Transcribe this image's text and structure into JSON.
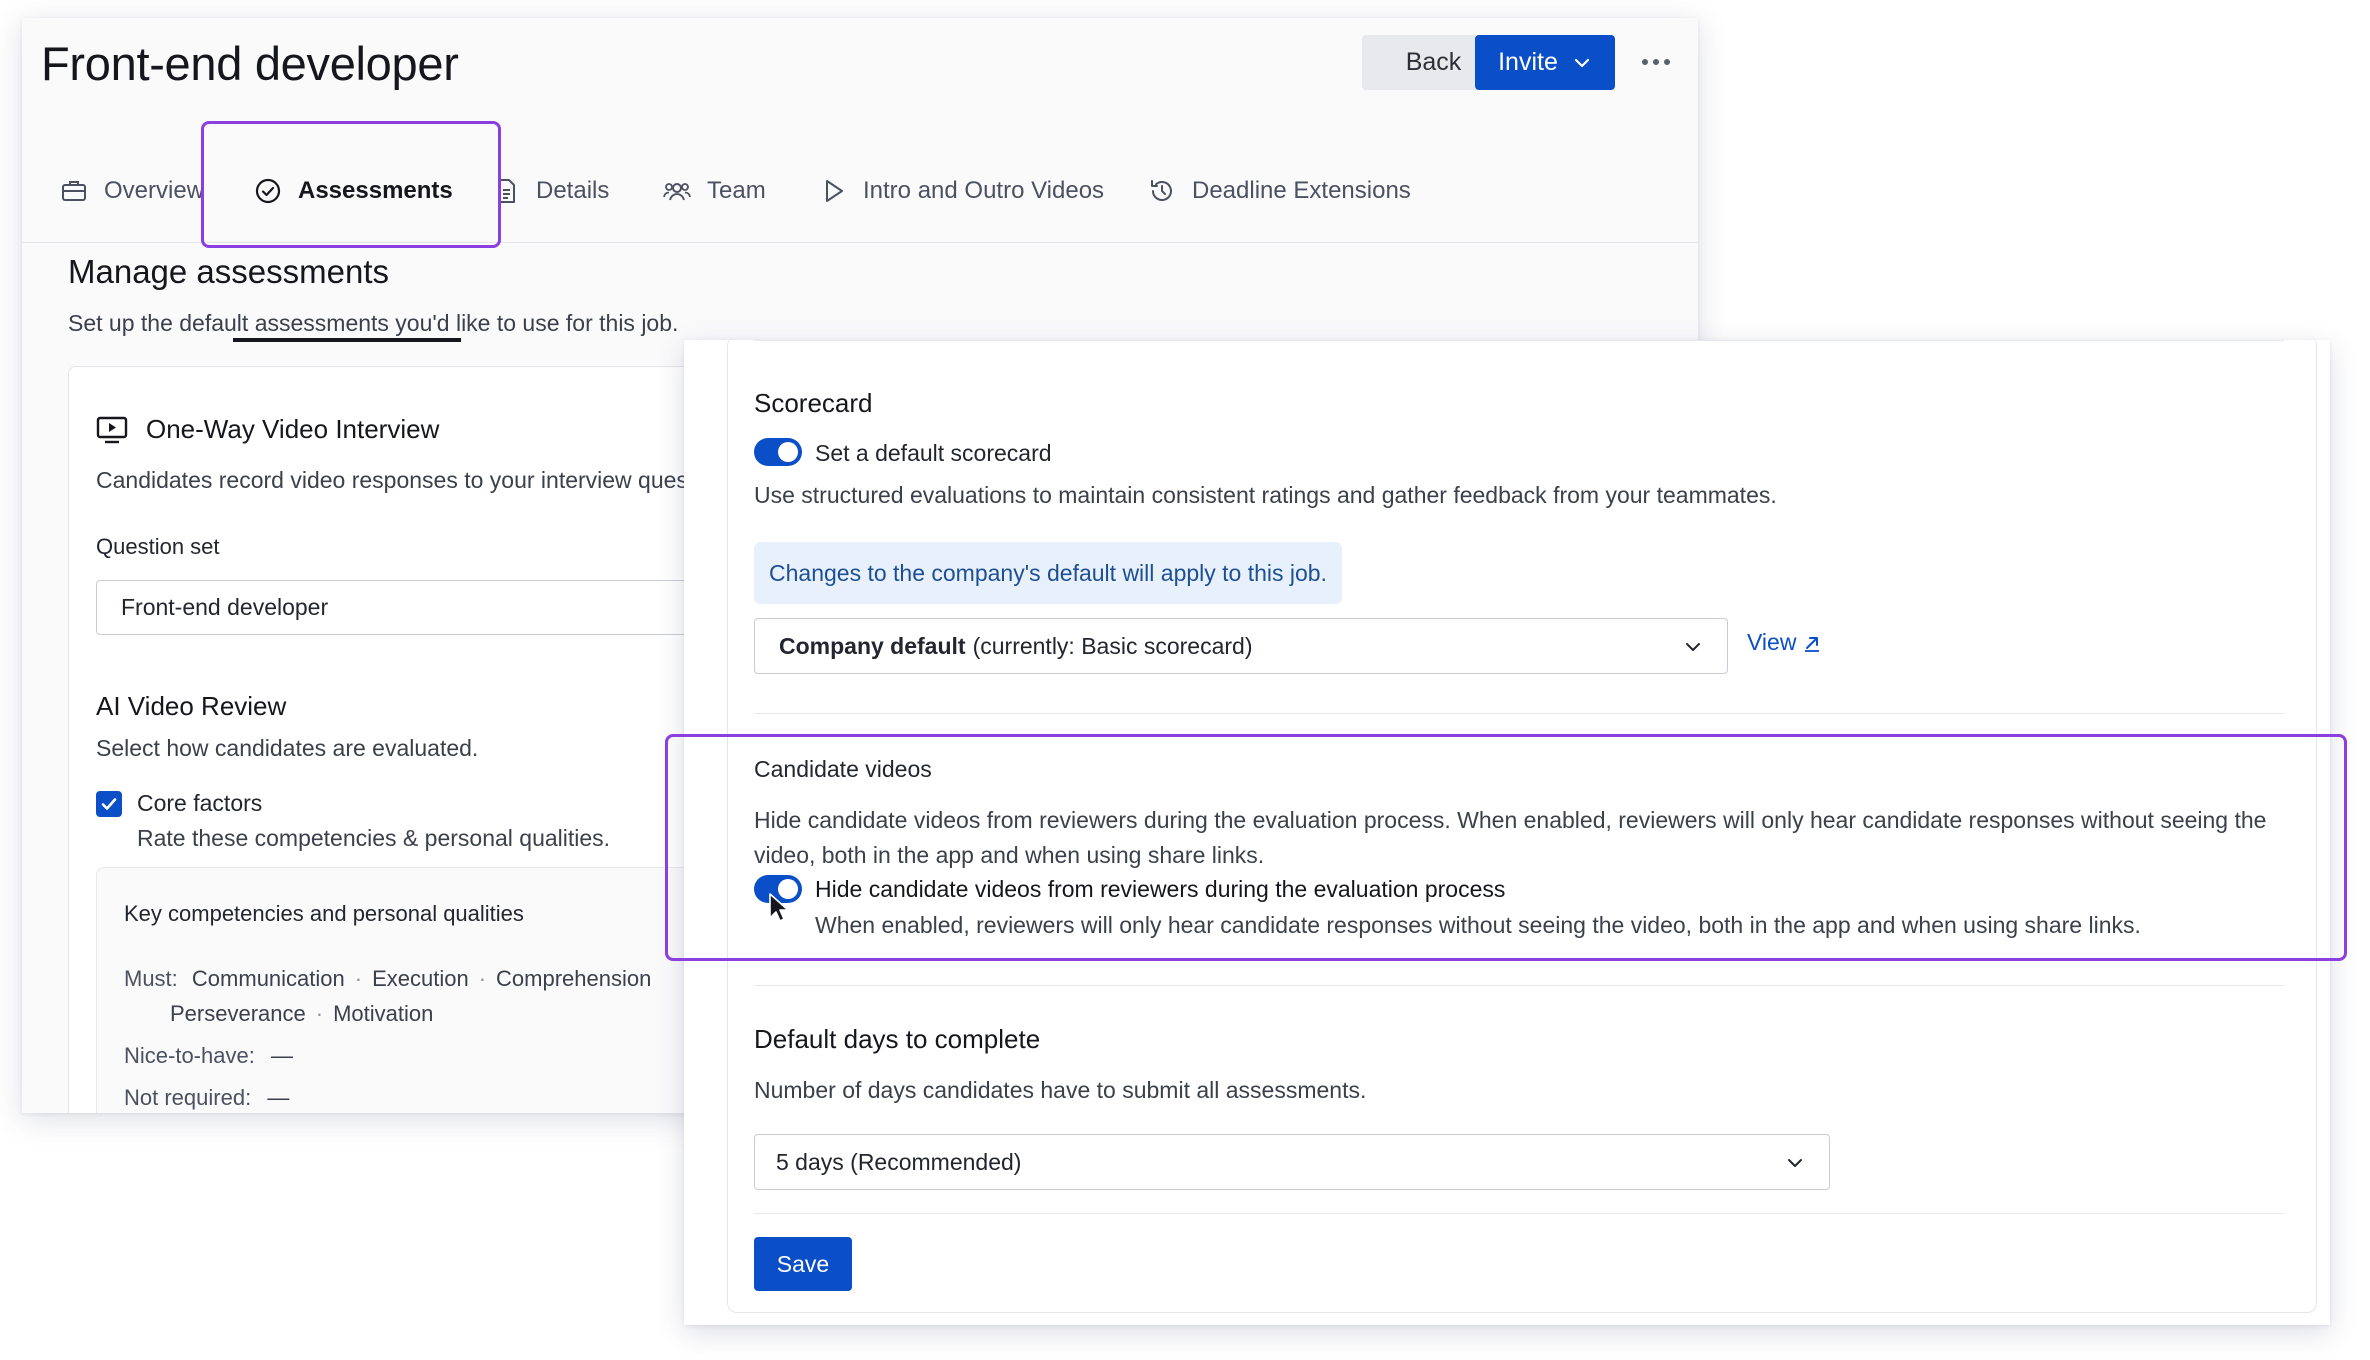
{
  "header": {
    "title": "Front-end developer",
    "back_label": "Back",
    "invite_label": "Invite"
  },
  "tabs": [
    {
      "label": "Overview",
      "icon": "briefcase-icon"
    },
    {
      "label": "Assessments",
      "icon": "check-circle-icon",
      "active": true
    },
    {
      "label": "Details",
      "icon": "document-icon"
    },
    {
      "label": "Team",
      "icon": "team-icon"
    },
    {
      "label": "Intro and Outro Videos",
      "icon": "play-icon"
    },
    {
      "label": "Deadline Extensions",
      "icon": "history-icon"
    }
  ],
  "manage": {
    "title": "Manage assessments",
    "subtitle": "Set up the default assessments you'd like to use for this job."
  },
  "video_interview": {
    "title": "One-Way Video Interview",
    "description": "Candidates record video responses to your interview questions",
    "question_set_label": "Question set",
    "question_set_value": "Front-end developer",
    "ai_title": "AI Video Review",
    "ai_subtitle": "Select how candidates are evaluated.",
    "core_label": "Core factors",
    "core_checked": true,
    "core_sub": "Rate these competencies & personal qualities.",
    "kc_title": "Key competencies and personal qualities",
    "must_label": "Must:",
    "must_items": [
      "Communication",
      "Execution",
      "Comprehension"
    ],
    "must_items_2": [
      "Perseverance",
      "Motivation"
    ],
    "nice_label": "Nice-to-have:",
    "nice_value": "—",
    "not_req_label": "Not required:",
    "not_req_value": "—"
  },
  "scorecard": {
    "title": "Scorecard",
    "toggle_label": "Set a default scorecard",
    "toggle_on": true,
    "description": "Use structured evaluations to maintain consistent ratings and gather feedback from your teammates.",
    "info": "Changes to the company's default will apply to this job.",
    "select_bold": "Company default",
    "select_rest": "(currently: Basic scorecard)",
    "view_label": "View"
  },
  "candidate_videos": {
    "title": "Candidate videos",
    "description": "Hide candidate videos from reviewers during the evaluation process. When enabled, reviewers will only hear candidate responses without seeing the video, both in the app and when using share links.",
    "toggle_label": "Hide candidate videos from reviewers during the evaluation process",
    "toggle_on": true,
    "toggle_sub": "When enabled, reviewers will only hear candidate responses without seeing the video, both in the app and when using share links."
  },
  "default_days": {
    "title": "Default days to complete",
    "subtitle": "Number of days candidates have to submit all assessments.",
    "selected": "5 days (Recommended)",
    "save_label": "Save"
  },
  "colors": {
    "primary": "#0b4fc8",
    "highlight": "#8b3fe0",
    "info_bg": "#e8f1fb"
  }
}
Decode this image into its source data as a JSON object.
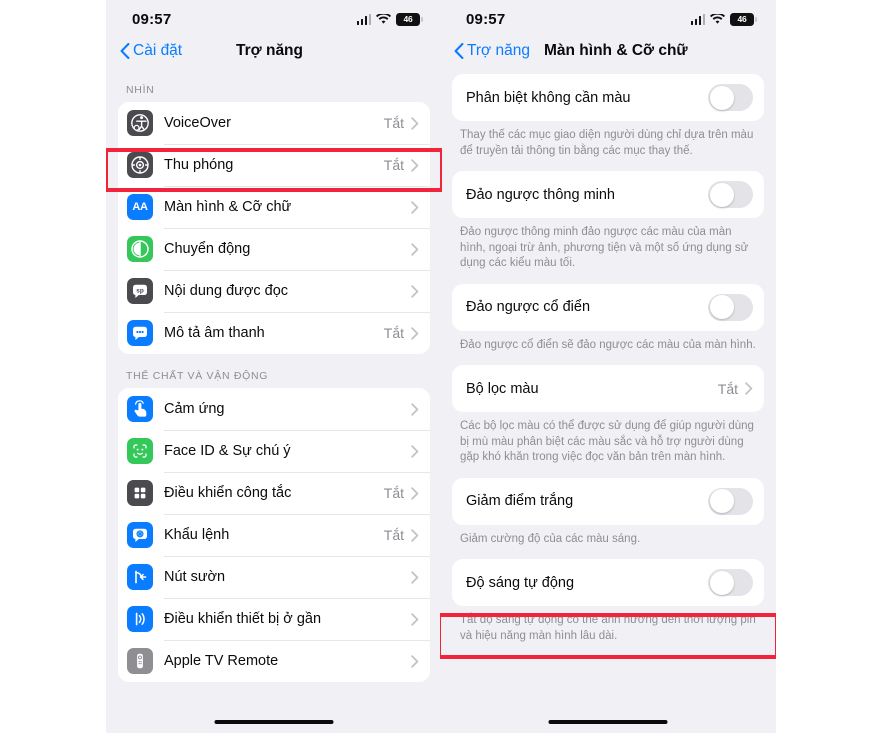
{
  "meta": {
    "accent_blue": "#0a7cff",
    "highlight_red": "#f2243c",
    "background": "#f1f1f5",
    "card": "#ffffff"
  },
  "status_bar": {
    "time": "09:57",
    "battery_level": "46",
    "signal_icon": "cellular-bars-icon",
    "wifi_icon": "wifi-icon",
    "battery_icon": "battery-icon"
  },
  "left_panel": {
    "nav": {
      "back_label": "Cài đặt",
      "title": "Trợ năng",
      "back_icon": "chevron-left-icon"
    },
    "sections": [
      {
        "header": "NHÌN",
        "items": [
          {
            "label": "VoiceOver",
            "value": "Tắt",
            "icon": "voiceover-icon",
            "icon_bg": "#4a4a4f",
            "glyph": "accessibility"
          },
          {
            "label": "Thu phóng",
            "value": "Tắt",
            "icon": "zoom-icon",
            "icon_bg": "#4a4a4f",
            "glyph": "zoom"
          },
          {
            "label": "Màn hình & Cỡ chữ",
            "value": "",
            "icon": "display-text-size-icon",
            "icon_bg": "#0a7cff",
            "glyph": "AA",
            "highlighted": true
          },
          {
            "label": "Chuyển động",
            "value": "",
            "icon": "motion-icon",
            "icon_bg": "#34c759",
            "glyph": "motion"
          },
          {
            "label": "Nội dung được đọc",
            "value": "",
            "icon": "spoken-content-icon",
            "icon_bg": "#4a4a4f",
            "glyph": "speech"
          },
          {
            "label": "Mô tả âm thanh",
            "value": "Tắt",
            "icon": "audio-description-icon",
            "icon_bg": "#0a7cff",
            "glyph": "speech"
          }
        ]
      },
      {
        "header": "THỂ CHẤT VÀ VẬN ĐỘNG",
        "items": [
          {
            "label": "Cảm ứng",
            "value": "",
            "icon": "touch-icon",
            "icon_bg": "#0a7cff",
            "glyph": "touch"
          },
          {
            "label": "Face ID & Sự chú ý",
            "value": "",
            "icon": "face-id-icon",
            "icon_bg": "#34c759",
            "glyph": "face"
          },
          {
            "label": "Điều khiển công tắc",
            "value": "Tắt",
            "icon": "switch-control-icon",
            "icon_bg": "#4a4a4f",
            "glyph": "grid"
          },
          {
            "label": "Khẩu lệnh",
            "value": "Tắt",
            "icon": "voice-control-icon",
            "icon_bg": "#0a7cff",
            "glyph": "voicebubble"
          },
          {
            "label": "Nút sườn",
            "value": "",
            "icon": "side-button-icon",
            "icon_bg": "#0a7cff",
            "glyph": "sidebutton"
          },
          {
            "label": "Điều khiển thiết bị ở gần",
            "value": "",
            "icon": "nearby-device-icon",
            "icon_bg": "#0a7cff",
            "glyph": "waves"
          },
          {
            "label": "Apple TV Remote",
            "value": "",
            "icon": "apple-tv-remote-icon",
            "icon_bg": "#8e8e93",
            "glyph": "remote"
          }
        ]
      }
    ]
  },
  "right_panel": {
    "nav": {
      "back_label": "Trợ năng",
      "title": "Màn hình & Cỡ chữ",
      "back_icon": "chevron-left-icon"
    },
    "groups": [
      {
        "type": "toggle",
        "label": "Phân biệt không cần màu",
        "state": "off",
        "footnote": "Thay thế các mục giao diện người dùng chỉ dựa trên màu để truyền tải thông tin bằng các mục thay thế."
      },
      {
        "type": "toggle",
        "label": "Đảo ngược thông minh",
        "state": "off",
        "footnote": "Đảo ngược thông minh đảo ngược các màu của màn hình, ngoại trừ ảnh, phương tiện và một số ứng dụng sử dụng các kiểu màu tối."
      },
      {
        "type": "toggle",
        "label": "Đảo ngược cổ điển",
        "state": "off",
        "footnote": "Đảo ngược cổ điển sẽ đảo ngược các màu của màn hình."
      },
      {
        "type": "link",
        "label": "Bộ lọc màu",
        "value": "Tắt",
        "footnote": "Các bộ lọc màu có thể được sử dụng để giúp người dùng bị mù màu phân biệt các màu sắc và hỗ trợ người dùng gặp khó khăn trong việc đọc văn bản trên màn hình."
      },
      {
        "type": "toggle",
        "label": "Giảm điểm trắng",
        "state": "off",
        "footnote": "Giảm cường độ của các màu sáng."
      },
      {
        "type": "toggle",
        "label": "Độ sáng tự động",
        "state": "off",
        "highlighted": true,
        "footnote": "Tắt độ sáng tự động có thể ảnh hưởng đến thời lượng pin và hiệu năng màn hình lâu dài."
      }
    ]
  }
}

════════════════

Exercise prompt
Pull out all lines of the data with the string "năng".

Your response
      "title": "Trợ năng",
      "back_label": "Trợ năng",
        "footnote": "Tắt độ sáng tự động có thể ảnh hưởng đến thời lượng pin và hiệu năng màn hình lâu dài."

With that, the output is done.